Taking the material as a whole, state how many of its lines contain "rocío". Write the number and nothing more.
+++ MATERIAL FOR THIS EXERCISE
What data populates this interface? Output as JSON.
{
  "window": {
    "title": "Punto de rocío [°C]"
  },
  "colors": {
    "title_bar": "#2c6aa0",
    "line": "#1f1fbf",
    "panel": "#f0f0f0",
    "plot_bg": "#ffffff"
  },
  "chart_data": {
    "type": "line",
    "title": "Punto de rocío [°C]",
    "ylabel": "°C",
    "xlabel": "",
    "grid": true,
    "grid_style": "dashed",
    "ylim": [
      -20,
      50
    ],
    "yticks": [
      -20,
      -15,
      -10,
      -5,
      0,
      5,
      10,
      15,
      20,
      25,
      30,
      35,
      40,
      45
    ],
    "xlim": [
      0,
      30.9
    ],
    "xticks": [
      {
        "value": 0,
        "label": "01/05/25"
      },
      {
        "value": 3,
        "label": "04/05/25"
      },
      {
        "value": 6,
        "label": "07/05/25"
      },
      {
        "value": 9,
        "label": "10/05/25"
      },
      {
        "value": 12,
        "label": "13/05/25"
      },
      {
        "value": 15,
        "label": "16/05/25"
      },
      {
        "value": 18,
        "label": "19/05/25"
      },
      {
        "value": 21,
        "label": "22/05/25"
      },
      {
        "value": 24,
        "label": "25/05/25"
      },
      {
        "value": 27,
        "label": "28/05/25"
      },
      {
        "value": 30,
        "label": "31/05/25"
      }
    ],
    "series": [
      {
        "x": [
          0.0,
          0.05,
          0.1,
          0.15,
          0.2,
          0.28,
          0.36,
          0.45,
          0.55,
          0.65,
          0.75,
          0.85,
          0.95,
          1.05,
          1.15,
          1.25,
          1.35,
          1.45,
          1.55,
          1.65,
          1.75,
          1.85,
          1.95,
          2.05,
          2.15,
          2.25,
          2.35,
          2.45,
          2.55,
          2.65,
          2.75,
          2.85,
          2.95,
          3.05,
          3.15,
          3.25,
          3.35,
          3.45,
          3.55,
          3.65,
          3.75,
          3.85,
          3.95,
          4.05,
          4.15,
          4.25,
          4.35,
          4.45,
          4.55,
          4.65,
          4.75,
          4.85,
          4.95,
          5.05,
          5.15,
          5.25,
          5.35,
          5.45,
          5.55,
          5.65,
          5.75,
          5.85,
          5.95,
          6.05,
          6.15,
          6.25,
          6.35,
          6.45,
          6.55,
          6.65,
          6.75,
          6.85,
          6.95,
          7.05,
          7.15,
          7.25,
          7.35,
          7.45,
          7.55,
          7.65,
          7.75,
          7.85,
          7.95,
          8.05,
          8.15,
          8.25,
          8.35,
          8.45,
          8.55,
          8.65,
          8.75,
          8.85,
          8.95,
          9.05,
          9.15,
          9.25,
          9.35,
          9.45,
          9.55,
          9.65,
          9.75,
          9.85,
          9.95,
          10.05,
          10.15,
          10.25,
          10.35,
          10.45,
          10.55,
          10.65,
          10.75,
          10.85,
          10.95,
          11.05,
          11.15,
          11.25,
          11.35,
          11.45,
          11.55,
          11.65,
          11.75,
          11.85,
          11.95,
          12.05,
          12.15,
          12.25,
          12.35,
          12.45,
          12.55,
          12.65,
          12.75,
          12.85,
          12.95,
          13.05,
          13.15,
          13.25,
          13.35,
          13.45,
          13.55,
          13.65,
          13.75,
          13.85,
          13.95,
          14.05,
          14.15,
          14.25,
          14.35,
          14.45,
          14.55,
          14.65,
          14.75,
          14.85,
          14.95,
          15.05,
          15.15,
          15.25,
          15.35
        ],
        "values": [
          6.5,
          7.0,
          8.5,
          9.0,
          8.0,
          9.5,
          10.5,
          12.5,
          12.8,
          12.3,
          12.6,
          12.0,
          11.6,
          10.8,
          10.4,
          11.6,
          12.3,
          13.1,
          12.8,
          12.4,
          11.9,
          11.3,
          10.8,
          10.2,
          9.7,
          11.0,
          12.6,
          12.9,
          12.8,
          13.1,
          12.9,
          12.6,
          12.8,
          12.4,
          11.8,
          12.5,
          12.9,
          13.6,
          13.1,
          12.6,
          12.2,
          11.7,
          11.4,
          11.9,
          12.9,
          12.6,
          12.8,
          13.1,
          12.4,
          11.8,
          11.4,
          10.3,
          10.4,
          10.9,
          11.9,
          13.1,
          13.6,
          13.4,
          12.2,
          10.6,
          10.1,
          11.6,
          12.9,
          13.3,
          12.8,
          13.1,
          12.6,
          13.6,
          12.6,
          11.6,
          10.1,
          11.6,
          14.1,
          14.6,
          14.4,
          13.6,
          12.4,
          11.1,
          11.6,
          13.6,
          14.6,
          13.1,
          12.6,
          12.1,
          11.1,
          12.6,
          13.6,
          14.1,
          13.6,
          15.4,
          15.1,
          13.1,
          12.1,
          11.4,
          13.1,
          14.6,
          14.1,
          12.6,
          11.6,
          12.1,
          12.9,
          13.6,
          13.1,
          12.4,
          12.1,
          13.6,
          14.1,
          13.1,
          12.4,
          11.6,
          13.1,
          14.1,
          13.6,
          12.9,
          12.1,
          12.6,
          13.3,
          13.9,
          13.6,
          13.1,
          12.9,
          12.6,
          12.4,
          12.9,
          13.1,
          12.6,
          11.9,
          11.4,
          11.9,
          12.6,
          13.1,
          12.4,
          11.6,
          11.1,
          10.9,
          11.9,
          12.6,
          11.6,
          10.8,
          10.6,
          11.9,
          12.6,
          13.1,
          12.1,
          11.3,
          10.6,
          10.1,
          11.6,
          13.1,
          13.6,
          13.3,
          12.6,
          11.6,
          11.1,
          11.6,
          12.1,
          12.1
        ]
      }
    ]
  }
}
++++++
#### EXPECTED ANSWER:
2